Return, from the lines below, each one that includes the word "know".

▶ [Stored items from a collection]
· · · · ·

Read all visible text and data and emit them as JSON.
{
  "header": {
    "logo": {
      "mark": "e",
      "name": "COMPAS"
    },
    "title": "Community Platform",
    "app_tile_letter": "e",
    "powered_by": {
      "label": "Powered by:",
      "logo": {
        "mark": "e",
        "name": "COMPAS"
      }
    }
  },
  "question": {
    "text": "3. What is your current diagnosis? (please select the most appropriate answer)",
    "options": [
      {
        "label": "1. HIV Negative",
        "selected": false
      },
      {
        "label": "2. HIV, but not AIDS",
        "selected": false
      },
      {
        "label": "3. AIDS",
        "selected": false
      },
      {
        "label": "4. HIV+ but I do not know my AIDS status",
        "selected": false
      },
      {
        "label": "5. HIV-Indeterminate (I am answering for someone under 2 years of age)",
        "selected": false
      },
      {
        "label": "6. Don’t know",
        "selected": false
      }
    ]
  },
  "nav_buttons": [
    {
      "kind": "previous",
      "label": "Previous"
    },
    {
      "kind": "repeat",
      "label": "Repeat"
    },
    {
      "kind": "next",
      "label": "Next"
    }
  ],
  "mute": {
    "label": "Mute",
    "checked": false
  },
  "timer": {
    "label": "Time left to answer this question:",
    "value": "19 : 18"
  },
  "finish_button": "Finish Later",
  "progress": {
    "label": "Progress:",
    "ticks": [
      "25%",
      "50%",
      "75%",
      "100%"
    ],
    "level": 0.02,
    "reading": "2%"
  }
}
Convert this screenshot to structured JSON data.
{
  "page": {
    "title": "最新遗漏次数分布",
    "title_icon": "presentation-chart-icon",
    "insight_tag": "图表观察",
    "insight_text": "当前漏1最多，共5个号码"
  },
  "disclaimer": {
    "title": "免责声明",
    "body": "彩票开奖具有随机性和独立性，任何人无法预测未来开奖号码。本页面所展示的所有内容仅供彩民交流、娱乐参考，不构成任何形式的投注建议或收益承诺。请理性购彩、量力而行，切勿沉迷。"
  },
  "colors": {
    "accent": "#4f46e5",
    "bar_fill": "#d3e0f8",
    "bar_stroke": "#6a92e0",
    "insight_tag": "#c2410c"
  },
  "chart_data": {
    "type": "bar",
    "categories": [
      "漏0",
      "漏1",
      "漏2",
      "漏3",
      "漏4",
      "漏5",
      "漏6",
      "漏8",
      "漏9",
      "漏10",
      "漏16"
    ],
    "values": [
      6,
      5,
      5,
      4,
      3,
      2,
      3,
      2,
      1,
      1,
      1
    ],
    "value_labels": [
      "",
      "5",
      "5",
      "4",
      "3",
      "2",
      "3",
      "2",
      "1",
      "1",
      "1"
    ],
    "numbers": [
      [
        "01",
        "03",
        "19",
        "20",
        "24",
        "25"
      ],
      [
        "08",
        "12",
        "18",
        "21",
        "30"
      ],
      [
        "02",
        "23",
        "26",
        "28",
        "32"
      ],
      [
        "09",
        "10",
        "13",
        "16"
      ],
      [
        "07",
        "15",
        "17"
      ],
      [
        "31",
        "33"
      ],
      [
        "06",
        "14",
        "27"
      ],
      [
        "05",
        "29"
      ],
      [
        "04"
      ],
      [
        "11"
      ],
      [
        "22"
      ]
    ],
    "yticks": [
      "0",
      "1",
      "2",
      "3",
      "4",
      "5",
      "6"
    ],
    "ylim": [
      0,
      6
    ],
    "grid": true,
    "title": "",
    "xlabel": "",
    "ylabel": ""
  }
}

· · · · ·

▶ [EXERCISE ANSWER]
        "label": "4. HIV+ but I do not know my AIDS status",
        "label": "6. Don’t know",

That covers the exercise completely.